(Collection entries)

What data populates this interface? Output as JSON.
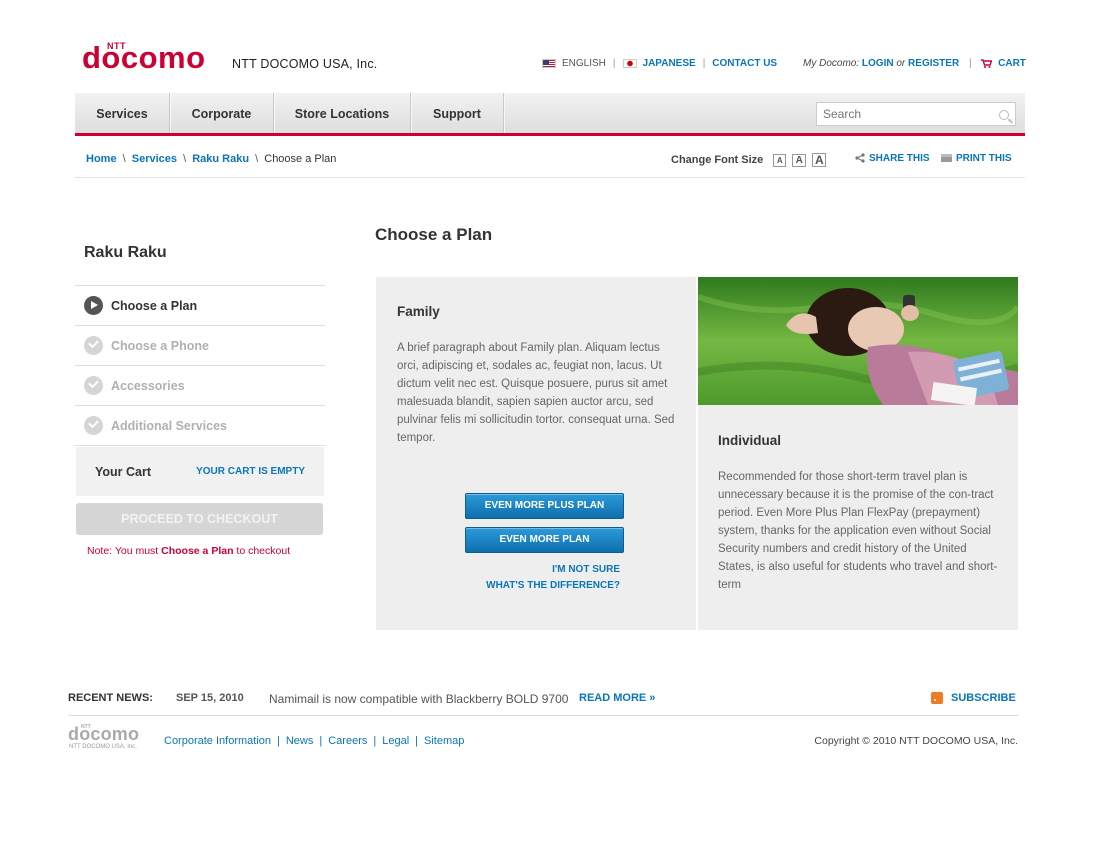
{
  "header": {
    "logo_ntt": "NTT",
    "logo_word": "docomo",
    "company": "NTT DOCOMO USA, Inc.",
    "languages": [
      "ENGLISH",
      "JAPANESE"
    ],
    "contact": "CONTACT US",
    "my_docomo_label": "My Docomo:",
    "login": "LOGIN",
    "or": "or",
    "register": "REGISTER",
    "cart": "CART"
  },
  "nav": {
    "items": [
      "Services",
      "Corporate",
      "Store Locations",
      "Support"
    ],
    "search_placeholder": "Search"
  },
  "breadcrumb": {
    "links": [
      "Home",
      "Services",
      "Raku Raku"
    ],
    "separator": "\\",
    "current": "Choose a Plan",
    "font_size_label": "Change Font Size",
    "font_size_options": [
      "A",
      "A",
      "A"
    ],
    "share": "SHARE THIS",
    "print": "PRINT THIS"
  },
  "sidebar": {
    "title": "Raku Raku",
    "steps": [
      {
        "label": "Choose a Plan",
        "state": "active"
      },
      {
        "label": "Choose a Phone",
        "state": "inactive"
      },
      {
        "label": "Accessories",
        "state": "inactive"
      },
      {
        "label": "Additional Services",
        "state": "inactive"
      }
    ],
    "cart_label": "Your Cart",
    "cart_status": "YOUR CART IS EMPTY",
    "checkout": "PROCEED TO CHECKOUT",
    "note_prefix": "Note: You must ",
    "note_bold": "Choose a Plan",
    "note_suffix": " to checkout"
  },
  "main": {
    "title": "Choose a Plan",
    "family": {
      "title": "Family",
      "description": "A brief paragraph about Family plan. Aliquam lectus orci, adipiscing et, sodales ac, feugiat non, lacus. Ut dictum velit nec est. Quisque posuere, purus sit amet malesuada blandit, sapien sapien auctor arcu, sed pulvinar felis mi sollicitudin tortor. consequat urna. Sed tempor.",
      "buttons": [
        "EVEN MORE PLUS PLAN",
        "EVEN MORE PLAN"
      ],
      "not_sure": "I'M NOT SURE",
      "difference": "WHAT'S THE DIFFERENCE?"
    },
    "individual": {
      "title": "Individual",
      "description": "Recommended for those short-term travel plan is unnecessary because it is the promise of the con-tract period. Even More Plus Plan FlexPay (prepayment) system, thanks for the application even without Social Security numbers and credit history of the United States, is also useful for students who travel and short-term"
    }
  },
  "footer": {
    "news_label": "RECENT NEWS:",
    "news_date": "SEP 15, 2010",
    "news_text": "Namimail is now compatible with Blackberry BOLD 9700",
    "read_more": "READ MORE »",
    "subscribe": "SUBSCRIBE",
    "logo_ntt": "NTT",
    "logo_word": "docomo",
    "logo_company": "NTT DOCOMO USA, Inc.",
    "links": [
      "Corporate Information",
      "News",
      "Careers",
      "Legal",
      "Sitemap"
    ],
    "copyright": "Copyright © 2010 NTT DOCOMO USA, Inc."
  },
  "colors": {
    "brand_red": "#cc0033",
    "link_blue": "#0a76b7",
    "button_blue": "#1a86c8",
    "panel_gray": "#eeeeee"
  }
}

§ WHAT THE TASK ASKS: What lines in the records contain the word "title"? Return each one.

§ ANSWER TO THE PROBLEM:
    "title": "Raku Raku",
    "title": "Choose a Plan",
      "title": "Family",
      "title": "Individual",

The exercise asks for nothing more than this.